The Attraction of the Bulldog - Plain Men and Ugly Men - How the Ugly Man Scores
"He's most fascinating - he's just like a bulldog!" exclaimed one friend to another after being introduced to a "big man" at an At-home. Most women feel this appeal of the ugly man. His eyes may be small, his nose of a Wellingtonian character, his head almost bullish, but he contrives to exercise a strong fascination which he can very soon change to love.
The reason the bulldog has taken such a hold on public fancy is because of his grotesque ugliness. His curiously shaped body, his huge, clumsy head, make an appeal far greater than the graceful curves and symmetrical head of a Borzoi.
It may be that the ugly man suggests strength, courage, virility, power, in strong contrast to woman's milder characteristics; it may be that woman has found out the demerits of the man of beauty, but it is certain that the ugly man can exercise a charm which even those who feel it find it hard to define.
The ugly man must not be confused with the plain man. Women marry plain men - they have to, for most men are plain - but they are always envious of those who have found and kept a really ugly man. Some of the ugliest men in history have exercised a power which has made them immortal. Oliver Cromwell, the great uncrowned king, wielded a force, a charm, even to the present day, in spite of his red, bucolic face, his small, steel-grey eyes, his warted nose, that Prince Rupert, with his black lovelocks, his large, hazel eyes could never command. "The Duke's large nose on a battlefield is worth more than a hundred pieces of cannon," was a favourite saying in regard to the Duke of Wellington throughout the Peninsula War. Voltaire, almost repulsive in his ugliness, broke hearts with an ease that a "general" would envy in regard to her mistress's china; and the squat, bow-legged figure and piglike face of Henry VIII. readily won the hearts of the fairest maids of the Court.
I believe the fascination of the ugly man rests on the fact that he realises his ugliness and makes amends for it in manners, speech, wit, grace. The plain man, instead of recognising his plainness, imagines he is good-looking, and makes no effort to counteract his plainness or to develop it into real, taking ugliness. He allows his intellect to remain undeveloped; while the ugly man, very often unconsciously (for Nature always compensates) studies, reads, absorbs, until he is a good conversationalist, and can say interesting things on any subject. He keeps in touch with the news of the day, while the plain man devotes all his time to golf or political meetings, and attempts to become an expert (that is, a bore) on some one subject.

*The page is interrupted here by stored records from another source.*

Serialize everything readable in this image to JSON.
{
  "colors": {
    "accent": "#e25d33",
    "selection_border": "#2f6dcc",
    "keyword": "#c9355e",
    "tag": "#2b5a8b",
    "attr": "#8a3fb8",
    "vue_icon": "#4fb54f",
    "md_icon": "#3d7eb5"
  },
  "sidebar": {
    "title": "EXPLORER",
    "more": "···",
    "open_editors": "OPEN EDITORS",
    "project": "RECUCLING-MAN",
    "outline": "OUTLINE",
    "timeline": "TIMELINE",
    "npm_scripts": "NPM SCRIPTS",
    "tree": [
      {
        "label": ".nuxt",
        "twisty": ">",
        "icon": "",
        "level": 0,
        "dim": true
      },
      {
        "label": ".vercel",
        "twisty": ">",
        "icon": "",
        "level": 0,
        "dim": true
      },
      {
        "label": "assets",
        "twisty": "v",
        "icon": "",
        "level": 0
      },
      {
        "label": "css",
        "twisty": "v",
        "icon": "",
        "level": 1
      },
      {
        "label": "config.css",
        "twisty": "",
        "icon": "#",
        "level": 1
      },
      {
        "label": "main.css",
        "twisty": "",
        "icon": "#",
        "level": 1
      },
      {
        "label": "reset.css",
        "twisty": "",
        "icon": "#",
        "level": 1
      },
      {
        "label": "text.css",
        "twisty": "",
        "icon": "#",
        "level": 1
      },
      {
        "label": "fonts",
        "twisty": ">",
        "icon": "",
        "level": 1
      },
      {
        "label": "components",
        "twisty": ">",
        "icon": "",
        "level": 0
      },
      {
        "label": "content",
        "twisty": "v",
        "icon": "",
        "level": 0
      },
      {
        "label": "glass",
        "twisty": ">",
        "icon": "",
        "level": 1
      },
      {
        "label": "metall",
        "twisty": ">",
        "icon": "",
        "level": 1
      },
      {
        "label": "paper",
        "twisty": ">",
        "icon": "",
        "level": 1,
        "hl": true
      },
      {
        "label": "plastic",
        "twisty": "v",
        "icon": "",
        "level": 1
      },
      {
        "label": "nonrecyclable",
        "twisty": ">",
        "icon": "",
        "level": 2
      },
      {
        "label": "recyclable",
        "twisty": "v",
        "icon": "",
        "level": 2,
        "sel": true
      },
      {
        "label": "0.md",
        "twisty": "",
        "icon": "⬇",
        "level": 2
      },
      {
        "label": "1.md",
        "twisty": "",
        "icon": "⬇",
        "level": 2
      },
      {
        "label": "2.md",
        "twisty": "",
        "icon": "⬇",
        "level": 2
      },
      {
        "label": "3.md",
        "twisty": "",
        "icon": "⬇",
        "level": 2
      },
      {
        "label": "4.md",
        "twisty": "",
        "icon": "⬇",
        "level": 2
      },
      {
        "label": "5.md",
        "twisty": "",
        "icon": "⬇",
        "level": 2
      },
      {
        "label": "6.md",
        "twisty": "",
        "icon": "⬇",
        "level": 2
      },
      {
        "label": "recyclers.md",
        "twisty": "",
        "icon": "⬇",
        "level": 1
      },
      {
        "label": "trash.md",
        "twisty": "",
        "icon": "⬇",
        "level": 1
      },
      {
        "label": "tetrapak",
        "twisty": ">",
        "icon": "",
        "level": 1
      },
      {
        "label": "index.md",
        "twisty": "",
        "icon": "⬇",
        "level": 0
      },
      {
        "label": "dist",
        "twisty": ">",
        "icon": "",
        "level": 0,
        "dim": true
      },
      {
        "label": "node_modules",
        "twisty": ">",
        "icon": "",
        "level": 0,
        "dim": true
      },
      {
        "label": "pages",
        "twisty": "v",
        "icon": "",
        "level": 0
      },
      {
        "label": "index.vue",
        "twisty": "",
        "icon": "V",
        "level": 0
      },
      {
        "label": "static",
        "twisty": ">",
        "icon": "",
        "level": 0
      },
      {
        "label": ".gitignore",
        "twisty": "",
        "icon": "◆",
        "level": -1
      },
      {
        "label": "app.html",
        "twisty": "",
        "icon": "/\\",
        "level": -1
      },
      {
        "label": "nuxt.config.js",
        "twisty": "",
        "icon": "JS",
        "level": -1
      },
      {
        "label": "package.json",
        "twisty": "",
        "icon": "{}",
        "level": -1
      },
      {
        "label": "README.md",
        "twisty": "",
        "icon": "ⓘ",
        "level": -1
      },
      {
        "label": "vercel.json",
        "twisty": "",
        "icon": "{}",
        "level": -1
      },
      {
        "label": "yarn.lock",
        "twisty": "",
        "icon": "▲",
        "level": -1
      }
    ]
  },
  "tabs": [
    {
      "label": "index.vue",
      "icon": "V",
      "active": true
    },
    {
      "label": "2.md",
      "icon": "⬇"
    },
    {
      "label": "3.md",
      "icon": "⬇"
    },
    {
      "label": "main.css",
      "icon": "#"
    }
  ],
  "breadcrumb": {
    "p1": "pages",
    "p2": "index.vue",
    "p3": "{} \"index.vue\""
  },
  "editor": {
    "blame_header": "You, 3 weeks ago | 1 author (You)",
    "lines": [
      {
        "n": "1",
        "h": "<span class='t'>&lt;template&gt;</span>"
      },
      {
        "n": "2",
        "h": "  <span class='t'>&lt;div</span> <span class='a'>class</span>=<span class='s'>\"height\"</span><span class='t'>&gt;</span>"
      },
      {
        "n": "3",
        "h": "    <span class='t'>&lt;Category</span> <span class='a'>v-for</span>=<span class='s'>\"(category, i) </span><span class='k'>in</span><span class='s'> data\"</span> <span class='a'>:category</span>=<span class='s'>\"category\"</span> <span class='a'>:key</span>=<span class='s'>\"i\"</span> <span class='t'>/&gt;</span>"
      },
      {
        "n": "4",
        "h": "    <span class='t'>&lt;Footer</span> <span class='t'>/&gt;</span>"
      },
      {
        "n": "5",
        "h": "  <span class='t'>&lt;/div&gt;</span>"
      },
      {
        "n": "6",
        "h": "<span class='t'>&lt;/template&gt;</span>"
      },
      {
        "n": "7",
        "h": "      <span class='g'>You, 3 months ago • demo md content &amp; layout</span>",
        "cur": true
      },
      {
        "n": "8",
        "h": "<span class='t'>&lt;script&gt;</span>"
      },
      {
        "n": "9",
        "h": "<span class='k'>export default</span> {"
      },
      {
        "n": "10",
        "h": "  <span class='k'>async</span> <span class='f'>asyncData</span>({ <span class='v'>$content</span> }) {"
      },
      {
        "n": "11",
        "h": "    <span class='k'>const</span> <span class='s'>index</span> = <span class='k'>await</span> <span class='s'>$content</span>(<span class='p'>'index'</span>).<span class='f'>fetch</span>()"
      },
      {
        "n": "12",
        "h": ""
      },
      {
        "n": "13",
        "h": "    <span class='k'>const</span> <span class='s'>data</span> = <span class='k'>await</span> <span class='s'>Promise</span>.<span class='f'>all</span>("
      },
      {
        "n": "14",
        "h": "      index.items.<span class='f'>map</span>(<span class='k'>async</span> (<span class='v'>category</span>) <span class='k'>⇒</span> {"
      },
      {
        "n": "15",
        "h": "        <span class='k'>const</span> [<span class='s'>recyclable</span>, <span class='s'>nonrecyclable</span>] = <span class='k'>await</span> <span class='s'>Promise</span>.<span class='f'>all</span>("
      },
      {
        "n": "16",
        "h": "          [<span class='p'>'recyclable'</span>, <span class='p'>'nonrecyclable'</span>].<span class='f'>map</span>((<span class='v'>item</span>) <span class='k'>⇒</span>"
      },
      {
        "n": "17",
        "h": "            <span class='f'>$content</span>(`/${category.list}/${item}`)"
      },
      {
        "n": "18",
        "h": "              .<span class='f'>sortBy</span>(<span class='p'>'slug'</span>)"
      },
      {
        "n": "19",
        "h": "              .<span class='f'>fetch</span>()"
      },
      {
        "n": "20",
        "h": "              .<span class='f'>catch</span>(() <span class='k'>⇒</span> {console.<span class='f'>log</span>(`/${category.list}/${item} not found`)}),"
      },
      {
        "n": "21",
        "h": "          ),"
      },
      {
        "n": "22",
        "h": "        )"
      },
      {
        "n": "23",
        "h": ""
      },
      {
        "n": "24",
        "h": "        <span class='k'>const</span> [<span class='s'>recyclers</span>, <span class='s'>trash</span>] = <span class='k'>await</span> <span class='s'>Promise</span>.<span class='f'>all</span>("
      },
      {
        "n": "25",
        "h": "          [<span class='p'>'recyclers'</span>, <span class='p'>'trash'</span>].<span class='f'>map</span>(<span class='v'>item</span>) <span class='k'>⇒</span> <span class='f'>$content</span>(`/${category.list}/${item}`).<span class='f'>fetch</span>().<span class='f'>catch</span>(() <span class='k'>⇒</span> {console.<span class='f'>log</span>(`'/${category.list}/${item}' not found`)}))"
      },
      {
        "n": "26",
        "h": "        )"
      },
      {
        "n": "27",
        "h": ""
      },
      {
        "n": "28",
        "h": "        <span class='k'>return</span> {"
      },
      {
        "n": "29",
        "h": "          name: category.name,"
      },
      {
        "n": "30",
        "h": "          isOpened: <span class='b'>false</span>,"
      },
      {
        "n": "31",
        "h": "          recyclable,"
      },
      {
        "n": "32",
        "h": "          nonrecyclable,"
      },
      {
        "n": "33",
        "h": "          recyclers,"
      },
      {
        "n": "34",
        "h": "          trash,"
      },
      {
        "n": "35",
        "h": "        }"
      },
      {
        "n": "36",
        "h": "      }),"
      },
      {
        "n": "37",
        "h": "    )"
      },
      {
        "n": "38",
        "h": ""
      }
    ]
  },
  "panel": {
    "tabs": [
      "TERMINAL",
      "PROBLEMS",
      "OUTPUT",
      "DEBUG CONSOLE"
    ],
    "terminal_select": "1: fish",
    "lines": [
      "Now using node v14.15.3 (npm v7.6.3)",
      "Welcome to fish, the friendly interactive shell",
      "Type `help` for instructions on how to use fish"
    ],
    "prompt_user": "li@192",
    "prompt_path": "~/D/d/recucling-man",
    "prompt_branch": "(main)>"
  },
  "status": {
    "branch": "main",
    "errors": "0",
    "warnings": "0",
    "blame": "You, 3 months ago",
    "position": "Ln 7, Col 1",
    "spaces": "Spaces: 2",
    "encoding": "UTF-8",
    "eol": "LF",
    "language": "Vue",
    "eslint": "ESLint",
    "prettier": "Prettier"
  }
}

The plain man is usually rightly dubbed "ordinary," the ugly man receives the distinction of being "extraordinary."
The ugly man, as a rule, makes a very good husband, for his ugliness, which is more apparent to himself than the rest of the world, tends to make him of a serious, constant character. His wants are those of a solid nature; he prefers his easy-chair by the fire, his garden, the society of his wife, to a theatre stall or social functions.
Indeed, he is sometimes so conscious of his ugliness that he rather shuns society, thinking his wife may be pitied for his lack of good looks. His head is not turned by women's flattery, for as often as not he believes it comes from the pity that women cannot help extending to deformed creatures. He takes pains with the choosing of his clothes, and often develops an artistic sense which helps in the collecting together of a really beautiful home.
Usually, it is the ugly man who attains success. One sometimes longs to see a celebrity of the stage, literature, art; and when at last that opportunity does come, one exclaims disappointedly (at first), "Oh, what an ugly man!"
With the exception of a very few men, such as Tennyson, Byron, William Morris, most of our writers have been ugly men. To-day our writers and leaders in thought are not Apollos; they wear spectacles, have large heads and small bodies, stooping shoulders, thin, lank hair, hard, square chins, and noses that are the diverse opposite of the Greek god. Possibly it will be said that cleverness or genius have nothing to do with the ugliness, but I cannot help thinking that it is the direct result. As boys, these men realised their ugliness, and decided that not for them were the frivolities of life, but only steady, painstaking labour, so that they might gain something better than looks - the laurels of fame. The more they kept away from the trivialities and digressions of society the more they concentrated on work, and then came - as must come to all who fight hardest - the glory of success and fame.
The wife of the ugly man seldom has cause for jealousy. Other women do not look long at him as they pass in the street; indeed, until he speaks or smiles, his attractions are not evident. She may not have the pleasure of hearing other women remark on her husband's good looks, but she also does not hear the asides of society that "it is a pity such a good-looking man is married to such a plain woman."